(RECORDED INFORMATION)

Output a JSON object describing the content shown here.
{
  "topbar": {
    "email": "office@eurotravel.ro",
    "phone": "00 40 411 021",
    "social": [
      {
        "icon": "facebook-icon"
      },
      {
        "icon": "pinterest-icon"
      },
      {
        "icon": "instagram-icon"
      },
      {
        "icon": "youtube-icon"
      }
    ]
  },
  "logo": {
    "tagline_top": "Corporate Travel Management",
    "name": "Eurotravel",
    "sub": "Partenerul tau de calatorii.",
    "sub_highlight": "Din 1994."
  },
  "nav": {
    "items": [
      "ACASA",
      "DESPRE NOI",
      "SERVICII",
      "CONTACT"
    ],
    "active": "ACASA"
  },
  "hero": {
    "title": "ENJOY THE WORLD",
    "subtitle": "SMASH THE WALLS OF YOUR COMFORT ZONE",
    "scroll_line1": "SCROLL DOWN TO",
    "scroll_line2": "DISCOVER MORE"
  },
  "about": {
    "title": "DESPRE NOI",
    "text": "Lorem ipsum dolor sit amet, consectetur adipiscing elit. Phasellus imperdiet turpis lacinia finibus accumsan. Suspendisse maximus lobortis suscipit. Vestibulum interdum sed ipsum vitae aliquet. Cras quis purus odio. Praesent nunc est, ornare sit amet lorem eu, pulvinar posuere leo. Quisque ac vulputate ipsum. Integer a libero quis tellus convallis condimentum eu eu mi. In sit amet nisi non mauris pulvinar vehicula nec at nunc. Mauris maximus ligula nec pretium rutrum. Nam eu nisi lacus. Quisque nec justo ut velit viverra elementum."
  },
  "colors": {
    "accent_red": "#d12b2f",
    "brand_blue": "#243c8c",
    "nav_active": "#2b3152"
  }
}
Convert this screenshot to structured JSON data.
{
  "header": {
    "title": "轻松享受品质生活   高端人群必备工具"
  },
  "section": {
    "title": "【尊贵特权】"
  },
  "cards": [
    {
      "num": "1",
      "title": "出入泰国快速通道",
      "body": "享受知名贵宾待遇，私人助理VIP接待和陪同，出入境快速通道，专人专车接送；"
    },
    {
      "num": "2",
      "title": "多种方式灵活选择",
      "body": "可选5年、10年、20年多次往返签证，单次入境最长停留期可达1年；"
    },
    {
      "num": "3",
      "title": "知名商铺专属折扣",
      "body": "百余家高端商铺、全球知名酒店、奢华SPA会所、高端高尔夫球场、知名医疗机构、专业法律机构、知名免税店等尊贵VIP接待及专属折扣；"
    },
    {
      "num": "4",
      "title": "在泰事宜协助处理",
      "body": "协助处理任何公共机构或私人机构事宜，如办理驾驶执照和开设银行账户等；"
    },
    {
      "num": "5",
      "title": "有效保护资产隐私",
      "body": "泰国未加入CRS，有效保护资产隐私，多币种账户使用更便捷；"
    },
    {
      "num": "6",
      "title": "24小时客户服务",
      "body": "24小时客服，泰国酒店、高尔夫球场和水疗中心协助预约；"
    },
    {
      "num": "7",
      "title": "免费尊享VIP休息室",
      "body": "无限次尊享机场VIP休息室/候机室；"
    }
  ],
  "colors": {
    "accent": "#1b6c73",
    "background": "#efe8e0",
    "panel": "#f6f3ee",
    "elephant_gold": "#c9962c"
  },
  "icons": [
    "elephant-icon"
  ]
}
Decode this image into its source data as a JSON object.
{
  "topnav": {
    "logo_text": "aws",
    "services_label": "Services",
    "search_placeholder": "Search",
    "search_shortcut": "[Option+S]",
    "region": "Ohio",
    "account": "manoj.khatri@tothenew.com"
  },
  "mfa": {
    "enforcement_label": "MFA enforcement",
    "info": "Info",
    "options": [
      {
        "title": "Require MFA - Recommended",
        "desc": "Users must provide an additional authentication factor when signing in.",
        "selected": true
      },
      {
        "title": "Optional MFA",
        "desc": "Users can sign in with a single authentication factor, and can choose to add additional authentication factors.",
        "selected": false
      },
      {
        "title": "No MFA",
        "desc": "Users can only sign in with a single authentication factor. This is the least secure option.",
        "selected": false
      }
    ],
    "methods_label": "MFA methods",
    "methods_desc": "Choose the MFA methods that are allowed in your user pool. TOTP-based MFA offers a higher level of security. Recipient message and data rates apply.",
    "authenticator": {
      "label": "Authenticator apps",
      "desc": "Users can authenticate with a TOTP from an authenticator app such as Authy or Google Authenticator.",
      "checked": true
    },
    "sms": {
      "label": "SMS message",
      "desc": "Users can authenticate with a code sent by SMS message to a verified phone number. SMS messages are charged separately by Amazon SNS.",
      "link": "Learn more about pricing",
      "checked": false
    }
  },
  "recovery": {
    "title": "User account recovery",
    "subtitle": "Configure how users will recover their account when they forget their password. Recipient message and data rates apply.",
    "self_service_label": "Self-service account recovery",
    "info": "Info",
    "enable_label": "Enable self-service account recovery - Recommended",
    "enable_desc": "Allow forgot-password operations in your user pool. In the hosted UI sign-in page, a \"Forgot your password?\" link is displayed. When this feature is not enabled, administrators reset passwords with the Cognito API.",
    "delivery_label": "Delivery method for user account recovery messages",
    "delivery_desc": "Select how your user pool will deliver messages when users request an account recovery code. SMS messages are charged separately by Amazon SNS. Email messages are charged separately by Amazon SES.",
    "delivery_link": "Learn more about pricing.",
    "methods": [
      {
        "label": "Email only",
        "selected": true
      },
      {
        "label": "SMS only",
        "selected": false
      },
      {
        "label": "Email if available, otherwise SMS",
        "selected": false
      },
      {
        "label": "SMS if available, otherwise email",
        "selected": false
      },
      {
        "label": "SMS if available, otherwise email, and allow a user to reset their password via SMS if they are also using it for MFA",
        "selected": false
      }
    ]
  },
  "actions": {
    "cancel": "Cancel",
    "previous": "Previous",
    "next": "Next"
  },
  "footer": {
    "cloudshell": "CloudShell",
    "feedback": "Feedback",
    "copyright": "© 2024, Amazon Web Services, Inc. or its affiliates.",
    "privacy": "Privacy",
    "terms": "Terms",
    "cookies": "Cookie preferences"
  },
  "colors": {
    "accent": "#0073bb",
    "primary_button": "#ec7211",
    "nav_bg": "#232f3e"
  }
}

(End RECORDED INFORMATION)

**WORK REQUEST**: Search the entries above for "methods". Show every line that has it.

**SOLUTION TO THIS PROBLEM**:
    "methods_label": "MFA methods",
    "methods_desc": "Choose the MFA methods that are allowed in your user pool. TOTP-based MFA offers a higher level of security. Recipient message and data rates apply.",
    "methods": [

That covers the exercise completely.